Web page and app entries
____

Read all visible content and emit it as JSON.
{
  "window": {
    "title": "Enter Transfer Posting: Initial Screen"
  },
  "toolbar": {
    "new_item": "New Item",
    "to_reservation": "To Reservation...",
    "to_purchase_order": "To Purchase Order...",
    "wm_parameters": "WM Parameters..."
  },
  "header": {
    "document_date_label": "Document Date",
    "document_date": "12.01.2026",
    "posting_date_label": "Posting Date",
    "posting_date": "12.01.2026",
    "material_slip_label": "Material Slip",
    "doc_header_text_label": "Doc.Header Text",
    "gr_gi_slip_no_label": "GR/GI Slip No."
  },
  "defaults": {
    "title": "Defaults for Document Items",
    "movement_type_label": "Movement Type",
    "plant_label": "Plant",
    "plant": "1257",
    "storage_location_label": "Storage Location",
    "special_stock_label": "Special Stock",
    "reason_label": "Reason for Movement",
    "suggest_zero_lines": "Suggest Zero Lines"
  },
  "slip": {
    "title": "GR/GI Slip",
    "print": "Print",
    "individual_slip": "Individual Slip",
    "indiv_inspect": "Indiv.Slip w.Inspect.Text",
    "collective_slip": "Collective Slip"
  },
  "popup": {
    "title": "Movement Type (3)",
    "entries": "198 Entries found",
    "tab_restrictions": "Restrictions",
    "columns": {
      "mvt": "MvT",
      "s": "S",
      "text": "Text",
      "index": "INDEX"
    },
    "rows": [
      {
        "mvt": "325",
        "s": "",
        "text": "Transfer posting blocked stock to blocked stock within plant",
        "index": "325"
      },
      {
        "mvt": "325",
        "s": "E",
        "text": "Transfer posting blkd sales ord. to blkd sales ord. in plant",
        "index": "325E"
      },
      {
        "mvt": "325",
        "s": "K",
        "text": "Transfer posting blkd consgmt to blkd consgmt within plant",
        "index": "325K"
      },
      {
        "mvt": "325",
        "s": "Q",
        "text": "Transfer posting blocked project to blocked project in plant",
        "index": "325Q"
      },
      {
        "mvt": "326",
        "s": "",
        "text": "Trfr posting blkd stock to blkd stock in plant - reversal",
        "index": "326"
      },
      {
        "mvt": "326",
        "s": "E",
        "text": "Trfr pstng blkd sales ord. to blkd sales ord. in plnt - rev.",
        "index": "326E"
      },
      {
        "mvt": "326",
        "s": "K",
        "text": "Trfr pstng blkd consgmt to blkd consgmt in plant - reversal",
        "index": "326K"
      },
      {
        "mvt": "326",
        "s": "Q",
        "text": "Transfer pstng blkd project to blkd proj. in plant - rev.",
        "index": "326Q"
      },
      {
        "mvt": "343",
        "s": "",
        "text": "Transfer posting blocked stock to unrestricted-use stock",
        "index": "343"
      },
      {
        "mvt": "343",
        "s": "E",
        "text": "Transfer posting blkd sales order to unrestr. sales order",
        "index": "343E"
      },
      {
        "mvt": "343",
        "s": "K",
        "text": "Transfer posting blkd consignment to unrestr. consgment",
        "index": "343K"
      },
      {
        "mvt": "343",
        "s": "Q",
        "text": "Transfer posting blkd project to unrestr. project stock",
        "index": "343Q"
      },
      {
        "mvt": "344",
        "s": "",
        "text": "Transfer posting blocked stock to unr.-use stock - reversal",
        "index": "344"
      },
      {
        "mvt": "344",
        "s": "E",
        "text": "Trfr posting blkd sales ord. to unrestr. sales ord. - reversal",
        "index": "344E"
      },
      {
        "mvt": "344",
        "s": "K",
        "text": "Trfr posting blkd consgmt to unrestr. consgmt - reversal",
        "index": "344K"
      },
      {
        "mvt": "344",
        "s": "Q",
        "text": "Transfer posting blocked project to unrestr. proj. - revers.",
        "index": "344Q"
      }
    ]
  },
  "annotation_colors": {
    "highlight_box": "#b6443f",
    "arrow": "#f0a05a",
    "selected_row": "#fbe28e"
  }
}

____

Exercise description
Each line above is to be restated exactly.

Output for this task
Read all visible content and emit it as JSON.
{
  "window": {
    "title": "Enter Transfer Posting: Initial Screen"
  },
  "toolbar": {
    "new_item": "New Item",
    "to_reservation": "To Reservation...",
    "to_purchase_order": "To Purchase Order...",
    "wm_parameters": "WM Parameters..."
  },
  "header": {
    "document_date_label": "Document Date",
    "document_date": "12.01.2026",
    "posting_date_label": "Posting Date",
    "posting_date": "12.01.2026",
    "material_slip_label": "Material Slip",
    "doc_header_text_label": "Doc.Header Text",
    "gr_gi_slip_no_label": "GR/GI Slip No."
  },
  "defaults": {
    "title": "Defaults for Document Items",
    "movement_type_label": "Movement Type",
    "plant_label": "Plant",
    "plant": "1257",
    "storage_location_label": "Storage Location",
    "special_stock_label": "Special Stock",
    "reason_label": "Reason for Movement",
    "suggest_zero_lines": "Suggest Zero Lines"
  },
  "slip": {
    "title": "GR/GI Slip",
    "print": "Print",
    "individual_slip": "Individual Slip",
    "indiv_inspect": "Indiv.Slip w.Inspect.Text",
    "collective_slip": "Collective Slip"
  },
  "popup": {
    "title": "Movement Type (3)",
    "entries": "198 Entries found",
    "tab_restrictions": "Restrictions",
    "columns": {
      "mvt": "MvT",
      "s": "S",
      "text": "Text",
      "index": "INDEX"
    },
    "rows": [
      {
        "mvt": "325",
        "s": "",
        "text": "Transfer posting blocked stock to blocked stock within plant",
        "index": "325"
      },
      {
        "mvt": "325",
        "s": "E",
        "text": "Transfer posting blkd sales ord. to blkd sales ord. in plant",
        "index": "325E"
      },
      {
        "mvt": "325",
        "s": "K",
        "text": "Transfer posting blkd consgmt to blkd consgmt within plant",
        "index": "325K"
      },
      {
        "mvt": "325",
        "s": "Q",
        "text": "Transfer posting blocked project to blocked project in plant",
        "index": "325Q"
      },
      {
        "mvt": "326",
        "s": "",
        "text": "Trfr posting blkd stock to blkd stock in plant - reversal",
        "index": "326"
      },
      {
        "mvt": "326",
        "s": "E",
        "text": "Trfr pstng blkd sales ord. to blkd sales ord. in plnt - rev.",
        "index": "326E"
      },
      {
        "mvt": "326",
        "s": "K",
        "text": "Trfr pstng blkd consgmt to blkd consgmt in plant - reversal",
        "index": "326K"
      },
      {
        "mvt": "326",
        "s": "Q",
        "text": "Transfer pstng blkd project to blkd proj. in plant - rev.",
        "index": "326Q"
      },
      {
        "mvt": "343",
        "s": "",
        "text": "Transfer posting blocked stock to unrestricted-use stock",
        "index": "343"
      },
      {
        "mvt": "343",
        "s": "E",
        "text": "Transfer posting blkd sales order to unrestr. sales order",
        "index": "343E"
      },
      {
        "mvt": "343",
        "s": "K",
        "text": "Transfer posting blkd consignment to unrestr. consgment",
        "index": "343K"
      },
      {
        "mvt": "343",
        "s": "Q",
        "text": "Transfer posting blkd project to unrestr. project stock",
        "index": "343Q"
      },
      {
        "mvt": "344",
        "s": "",
        "text": "Transfer posting blocked stock to unr.-use stock - reversal",
        "index": "344"
      },
      {
        "mvt": "344",
        "s": "E",
        "text": "Trfr posting blkd sales ord. to unrestr. sales ord. - reversal",
        "index": "344E"
      },
      {
        "mvt": "344",
        "s": "K",
        "text": "Trfr posting blkd consgmt to unrestr. consgmt - reversal",
        "index": "344K"
      },
      {
        "mvt": "344",
        "s": "Q",
        "text": "Transfer posting blocked project to unrestr. proj. - revers.",
        "index": "344Q"
      }
    ]
  },
  "annotation_colors": {
    "highlight_box": "#b6443f",
    "arrow": "#f0a05a",
    "selected_row": "#fbe28e"
  }
}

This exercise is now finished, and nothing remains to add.